Required action:
Scan the records below and say how many lines include the word "public", giving no other text.

Data for this exercise:
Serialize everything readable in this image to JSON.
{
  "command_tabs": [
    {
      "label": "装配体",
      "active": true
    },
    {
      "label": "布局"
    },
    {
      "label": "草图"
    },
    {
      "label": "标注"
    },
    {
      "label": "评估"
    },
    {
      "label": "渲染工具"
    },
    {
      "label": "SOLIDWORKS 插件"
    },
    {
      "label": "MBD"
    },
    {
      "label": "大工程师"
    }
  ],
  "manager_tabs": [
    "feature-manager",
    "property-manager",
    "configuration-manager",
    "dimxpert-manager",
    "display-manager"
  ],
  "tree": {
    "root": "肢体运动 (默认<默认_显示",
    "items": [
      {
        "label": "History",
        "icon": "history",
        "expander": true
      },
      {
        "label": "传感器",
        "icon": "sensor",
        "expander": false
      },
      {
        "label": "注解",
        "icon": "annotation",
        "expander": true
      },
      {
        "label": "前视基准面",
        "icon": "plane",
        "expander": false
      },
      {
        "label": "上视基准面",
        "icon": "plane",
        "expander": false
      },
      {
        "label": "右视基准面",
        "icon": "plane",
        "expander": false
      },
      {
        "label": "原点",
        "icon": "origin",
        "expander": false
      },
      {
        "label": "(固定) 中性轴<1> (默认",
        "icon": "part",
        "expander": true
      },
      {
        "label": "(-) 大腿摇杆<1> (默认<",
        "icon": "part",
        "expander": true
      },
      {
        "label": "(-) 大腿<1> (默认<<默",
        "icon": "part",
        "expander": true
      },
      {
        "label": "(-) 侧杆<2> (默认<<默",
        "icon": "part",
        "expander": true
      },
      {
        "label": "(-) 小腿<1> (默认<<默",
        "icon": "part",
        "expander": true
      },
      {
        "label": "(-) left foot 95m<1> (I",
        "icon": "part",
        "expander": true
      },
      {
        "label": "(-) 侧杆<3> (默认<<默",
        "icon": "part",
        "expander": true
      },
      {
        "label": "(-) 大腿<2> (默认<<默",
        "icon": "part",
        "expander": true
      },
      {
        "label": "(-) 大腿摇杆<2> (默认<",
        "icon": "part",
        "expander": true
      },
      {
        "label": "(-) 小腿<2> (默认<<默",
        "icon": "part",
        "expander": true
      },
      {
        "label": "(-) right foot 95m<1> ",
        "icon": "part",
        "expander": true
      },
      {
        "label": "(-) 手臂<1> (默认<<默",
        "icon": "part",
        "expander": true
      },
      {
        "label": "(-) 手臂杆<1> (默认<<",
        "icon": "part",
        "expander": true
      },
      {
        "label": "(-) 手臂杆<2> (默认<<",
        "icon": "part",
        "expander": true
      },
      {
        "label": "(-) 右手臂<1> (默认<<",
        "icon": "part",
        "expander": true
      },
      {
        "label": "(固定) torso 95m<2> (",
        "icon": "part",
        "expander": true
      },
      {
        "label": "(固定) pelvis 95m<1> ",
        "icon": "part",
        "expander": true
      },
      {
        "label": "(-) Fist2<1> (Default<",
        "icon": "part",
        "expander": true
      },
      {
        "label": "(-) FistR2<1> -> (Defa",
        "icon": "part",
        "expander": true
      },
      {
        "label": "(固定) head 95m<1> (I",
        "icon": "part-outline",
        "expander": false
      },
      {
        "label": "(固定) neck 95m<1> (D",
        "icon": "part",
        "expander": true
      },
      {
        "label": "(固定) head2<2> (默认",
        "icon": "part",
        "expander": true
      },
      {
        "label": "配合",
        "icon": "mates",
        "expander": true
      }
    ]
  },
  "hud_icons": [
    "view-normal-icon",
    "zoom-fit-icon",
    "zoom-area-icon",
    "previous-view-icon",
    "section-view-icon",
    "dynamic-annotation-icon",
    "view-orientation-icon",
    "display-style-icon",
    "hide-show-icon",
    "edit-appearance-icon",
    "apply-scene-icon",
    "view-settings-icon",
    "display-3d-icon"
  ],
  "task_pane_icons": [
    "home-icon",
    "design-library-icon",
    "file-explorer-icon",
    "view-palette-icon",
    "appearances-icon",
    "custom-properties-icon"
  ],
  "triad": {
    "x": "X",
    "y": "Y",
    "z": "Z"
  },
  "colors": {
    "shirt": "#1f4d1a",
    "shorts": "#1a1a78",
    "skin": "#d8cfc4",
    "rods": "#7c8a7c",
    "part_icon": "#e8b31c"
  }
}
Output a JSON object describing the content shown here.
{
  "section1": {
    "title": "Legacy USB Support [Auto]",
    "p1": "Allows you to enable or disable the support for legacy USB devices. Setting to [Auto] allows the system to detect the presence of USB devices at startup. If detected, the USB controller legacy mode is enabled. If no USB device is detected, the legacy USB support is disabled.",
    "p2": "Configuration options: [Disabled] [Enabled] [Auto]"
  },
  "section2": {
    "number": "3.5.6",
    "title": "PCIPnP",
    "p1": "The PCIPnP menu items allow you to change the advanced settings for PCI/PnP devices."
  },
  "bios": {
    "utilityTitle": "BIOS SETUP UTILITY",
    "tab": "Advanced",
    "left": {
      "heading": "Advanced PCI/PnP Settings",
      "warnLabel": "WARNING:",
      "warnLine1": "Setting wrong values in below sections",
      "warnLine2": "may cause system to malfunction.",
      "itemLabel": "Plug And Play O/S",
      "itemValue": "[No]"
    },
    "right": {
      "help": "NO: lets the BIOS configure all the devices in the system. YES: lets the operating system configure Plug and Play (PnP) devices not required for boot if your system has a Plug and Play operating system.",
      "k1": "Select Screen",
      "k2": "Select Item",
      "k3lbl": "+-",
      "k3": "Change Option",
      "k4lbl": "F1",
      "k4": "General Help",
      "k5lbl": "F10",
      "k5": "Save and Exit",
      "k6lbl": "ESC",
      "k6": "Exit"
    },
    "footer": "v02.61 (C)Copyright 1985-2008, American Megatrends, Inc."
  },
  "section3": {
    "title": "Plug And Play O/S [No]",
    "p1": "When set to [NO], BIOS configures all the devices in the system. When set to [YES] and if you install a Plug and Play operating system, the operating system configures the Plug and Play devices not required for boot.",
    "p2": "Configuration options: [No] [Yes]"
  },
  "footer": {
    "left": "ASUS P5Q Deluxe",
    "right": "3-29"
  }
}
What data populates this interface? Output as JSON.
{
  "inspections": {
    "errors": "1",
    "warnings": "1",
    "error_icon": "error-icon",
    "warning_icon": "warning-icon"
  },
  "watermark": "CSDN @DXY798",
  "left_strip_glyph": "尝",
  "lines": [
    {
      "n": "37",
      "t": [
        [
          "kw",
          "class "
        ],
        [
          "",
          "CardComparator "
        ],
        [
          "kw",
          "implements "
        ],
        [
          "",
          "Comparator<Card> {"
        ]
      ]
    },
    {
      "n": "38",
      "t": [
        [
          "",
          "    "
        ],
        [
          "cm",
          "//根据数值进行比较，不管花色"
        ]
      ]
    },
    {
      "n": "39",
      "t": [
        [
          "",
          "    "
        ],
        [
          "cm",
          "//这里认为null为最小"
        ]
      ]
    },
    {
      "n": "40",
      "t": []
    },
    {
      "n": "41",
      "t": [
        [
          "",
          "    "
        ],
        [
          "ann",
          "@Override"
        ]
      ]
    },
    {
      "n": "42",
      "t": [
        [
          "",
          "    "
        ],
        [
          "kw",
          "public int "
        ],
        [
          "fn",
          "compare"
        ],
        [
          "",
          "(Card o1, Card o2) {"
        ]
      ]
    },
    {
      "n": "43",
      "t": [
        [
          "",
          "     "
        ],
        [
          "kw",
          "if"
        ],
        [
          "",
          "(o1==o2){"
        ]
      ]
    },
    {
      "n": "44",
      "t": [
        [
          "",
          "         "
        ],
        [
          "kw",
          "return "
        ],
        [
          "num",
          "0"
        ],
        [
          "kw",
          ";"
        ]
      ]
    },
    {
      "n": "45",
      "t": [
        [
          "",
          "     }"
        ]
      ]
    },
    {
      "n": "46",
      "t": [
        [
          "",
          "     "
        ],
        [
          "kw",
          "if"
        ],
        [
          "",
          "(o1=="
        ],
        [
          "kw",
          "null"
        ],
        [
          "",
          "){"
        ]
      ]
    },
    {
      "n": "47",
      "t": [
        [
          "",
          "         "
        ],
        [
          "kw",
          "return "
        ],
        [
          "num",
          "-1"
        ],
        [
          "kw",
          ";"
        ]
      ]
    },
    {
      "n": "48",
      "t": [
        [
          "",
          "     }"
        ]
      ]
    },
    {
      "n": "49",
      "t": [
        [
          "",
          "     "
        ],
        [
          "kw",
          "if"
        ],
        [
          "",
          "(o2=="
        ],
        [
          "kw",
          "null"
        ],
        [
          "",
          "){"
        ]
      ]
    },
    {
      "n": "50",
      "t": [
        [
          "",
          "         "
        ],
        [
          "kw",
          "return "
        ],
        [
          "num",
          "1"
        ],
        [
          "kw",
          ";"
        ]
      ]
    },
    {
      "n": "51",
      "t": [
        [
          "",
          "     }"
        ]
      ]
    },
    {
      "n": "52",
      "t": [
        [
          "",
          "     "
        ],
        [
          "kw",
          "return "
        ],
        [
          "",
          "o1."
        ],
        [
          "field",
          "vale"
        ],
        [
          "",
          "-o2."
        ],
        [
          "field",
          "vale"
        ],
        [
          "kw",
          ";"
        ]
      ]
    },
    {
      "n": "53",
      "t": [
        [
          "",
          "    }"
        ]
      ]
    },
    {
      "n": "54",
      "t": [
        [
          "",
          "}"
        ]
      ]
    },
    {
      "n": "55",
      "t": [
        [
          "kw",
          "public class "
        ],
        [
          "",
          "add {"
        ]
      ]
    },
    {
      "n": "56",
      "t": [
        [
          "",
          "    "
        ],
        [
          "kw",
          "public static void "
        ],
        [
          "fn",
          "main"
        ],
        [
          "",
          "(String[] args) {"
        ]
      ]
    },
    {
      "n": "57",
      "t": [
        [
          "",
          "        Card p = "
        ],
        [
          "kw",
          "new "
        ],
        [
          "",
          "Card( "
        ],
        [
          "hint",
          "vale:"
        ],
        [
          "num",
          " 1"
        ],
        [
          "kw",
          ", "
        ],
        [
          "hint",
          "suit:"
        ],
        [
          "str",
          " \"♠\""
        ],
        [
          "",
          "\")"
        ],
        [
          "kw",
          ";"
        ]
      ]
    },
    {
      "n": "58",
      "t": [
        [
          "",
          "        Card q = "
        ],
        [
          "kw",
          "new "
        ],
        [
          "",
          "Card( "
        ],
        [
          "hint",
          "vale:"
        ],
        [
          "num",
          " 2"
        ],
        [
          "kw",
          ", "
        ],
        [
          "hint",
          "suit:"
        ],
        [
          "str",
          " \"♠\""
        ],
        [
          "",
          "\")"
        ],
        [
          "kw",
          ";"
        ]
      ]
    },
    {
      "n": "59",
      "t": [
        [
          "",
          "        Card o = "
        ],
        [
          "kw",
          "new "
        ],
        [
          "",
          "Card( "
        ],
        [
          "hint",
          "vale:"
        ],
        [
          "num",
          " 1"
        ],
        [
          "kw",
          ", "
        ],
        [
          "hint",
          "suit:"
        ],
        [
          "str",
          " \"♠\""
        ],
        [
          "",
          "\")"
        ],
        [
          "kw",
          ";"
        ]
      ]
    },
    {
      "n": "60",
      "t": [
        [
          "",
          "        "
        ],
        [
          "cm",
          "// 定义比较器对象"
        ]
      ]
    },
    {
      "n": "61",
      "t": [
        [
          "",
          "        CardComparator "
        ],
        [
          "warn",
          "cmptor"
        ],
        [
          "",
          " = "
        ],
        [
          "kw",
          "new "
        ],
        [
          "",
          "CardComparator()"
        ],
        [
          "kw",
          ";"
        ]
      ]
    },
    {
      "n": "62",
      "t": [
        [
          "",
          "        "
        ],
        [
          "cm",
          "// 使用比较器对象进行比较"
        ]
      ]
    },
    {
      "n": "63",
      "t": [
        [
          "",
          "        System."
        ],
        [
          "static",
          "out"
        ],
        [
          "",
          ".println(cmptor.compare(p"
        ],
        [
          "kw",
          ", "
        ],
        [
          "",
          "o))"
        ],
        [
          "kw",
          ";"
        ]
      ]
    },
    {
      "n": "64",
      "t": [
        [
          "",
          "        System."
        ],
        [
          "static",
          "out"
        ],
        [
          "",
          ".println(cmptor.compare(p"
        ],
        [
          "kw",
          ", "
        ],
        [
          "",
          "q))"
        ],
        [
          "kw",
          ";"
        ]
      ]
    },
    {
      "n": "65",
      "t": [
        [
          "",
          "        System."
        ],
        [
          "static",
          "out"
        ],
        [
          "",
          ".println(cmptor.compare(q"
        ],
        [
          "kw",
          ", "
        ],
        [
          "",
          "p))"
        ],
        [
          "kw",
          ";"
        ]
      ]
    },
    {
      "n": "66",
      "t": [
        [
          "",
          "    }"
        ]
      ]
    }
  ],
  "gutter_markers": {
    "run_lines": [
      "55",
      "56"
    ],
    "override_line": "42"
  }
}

Output:
3